Make your actions reflect your apologies
When you attempt to fix broken relationships, painful memories can come out in those conversations. Were there times when you unsuccessfully tried to quit your bad habits in the past? Did you convince family members that you had changed, only to relapse soon after? These questions aren’t meant to add guilt, but they are reminders to keep your expectations realistic. See your situation through someone else’s eyes. Perhaps someone trusted you in the past and felt fooled and disappointed when you let them down after they gave you second chances.
The best way to show you have changed is to follow up your apologies with actions. Continue putting effort into your recovery by keeping up with counseling and going to support groups. As time goes on, sticking with those commitments will help prove to loved ones that you are committed to a healthier lifestyle.
Break free from toxic relationships
To keep your commitment to sobriety, avoid risky settings. Steer clear of toxic environments that tempt you to use. Those environments may include spending time with certain friends or peers with whom you used to drink or do drugs. While that person might have been a close friend in the past, they aren’t healthy to your recovery if they’re still using. Focus on surrounding yourself with people who help you make wise decisions. Not every prior relationship should be salvaged.
Respect people’s space
While it’s a painful truth to accept, recognize that not every relationship will heal. You may not be the only casualty in your battle with addiction. If someone expresses unwillingness to mend the relationship, honor their perspective and give them space. They may need more time to forgive what happened in the past. If and when they forgive, they still may not want a future relationship. Losing those companions and loved ones can be heartbreaking, but that doesn’t mean you should pressure them back into a relationship. After you’ve reached out and apologized, let those people come back into your life on their own time.
Show the grace you hope to receive
If you’re struggling with mending relationships, take solace knowing that facing those consequences is part of everyone’s journey through recovery. That doesn’t make it easier, but it does mean others can relate. While you can’t turn back time on those relationships, you can humble yourself and recommit to treating those around you with respect and kindness. When someone forgives you, they’re showing you grace. In turn, be gracious and patient as you repair your relationships.
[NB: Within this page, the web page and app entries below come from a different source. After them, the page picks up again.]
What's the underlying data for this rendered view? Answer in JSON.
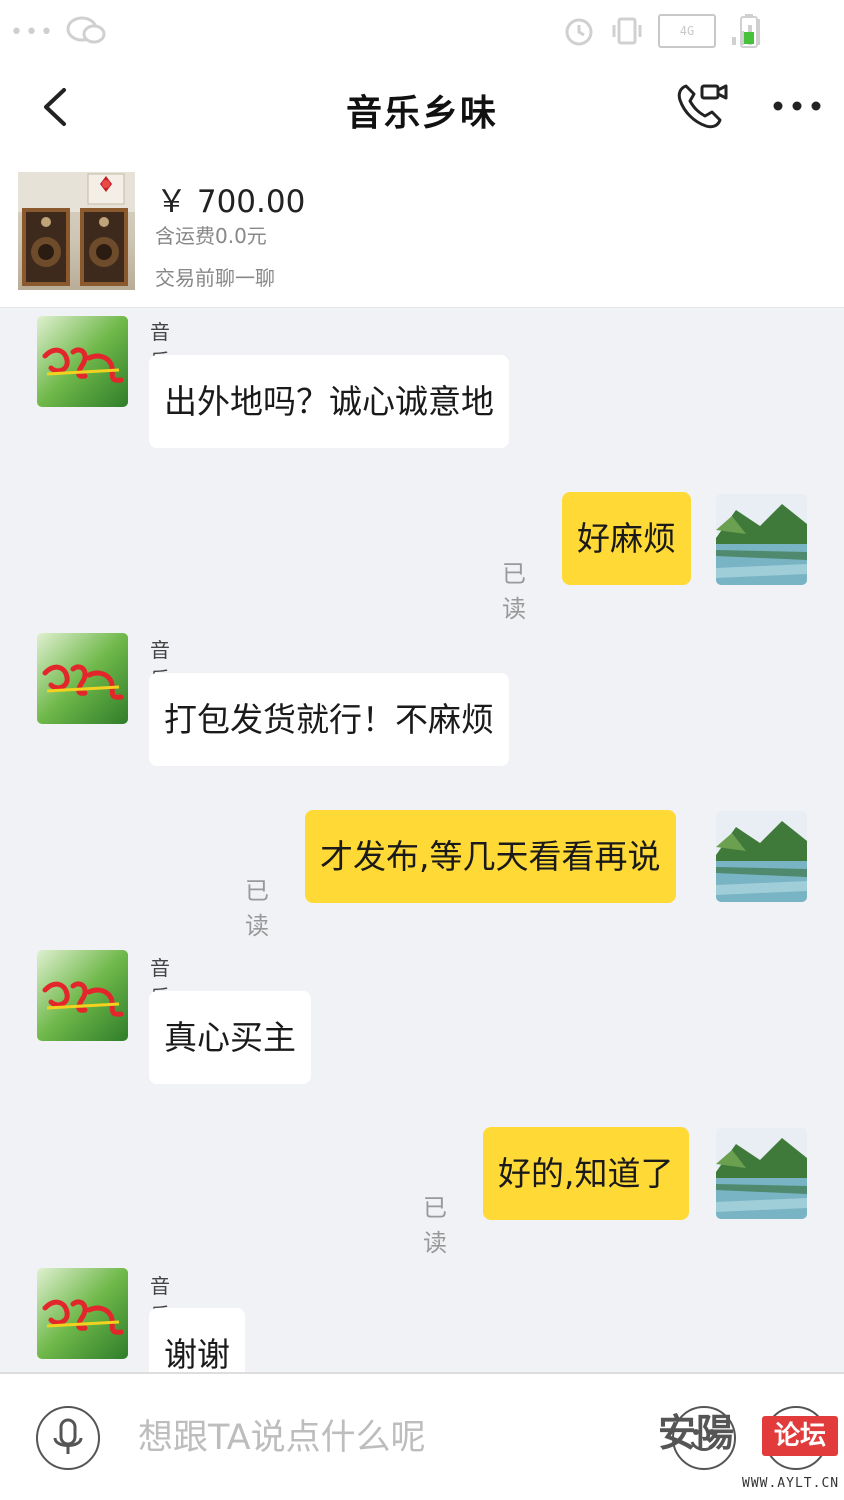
{
  "status_bar": {
    "network": "4G",
    "icons": [
      "more-dots-icon",
      "wechat-icon",
      "alarm-icon",
      "vibrate-icon",
      "signal-icon",
      "battery-icon"
    ]
  },
  "header": {
    "title": "音乐乡味",
    "back_icon": "chevron-left-icon",
    "call_icon": "phone-video-icon",
    "more_icon": "more-dots-icon"
  },
  "product": {
    "price": "￥ 700.00",
    "shipping": "含运费0.0元",
    "note": "交易前聊一聊"
  },
  "messages": [
    {
      "direction": "in",
      "sender": "音乐乡味",
      "text": "出外地吗？诚心诚意地"
    },
    {
      "direction": "out",
      "text": "好麻烦",
      "status": "已读"
    },
    {
      "direction": "in",
      "sender": "音乐乡味",
      "text": "打包发货就行！不麻烦"
    },
    {
      "direction": "out",
      "text": "才发布,等几天看看再说",
      "status": "已读"
    },
    {
      "direction": "in",
      "sender": "音乐乡味",
      "text": "真心买主"
    },
    {
      "direction": "out",
      "text": "好的,知道了",
      "status": "已读"
    },
    {
      "direction": "in",
      "sender": "音乐乡味",
      "text": "谢谢"
    }
  ],
  "input_bar": {
    "placeholder": "想跟TA说点什么呢",
    "mic_icon": "microphone-icon",
    "emoji_icon": "emoji-icon",
    "plus_icon": "plus-icon"
  },
  "watermark": {
    "logo": "安陽",
    "badge": "论坛",
    "url": "WWW.AYLT.CN"
  },
  "colors": {
    "outgoing_bubble": "#ffd935",
    "incoming_bubble": "#ffffff",
    "chat_background": "#f1f2f6"
  }
}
For more perspective on addiction recovery, read our recent blog on the family’s role in addiction recovery.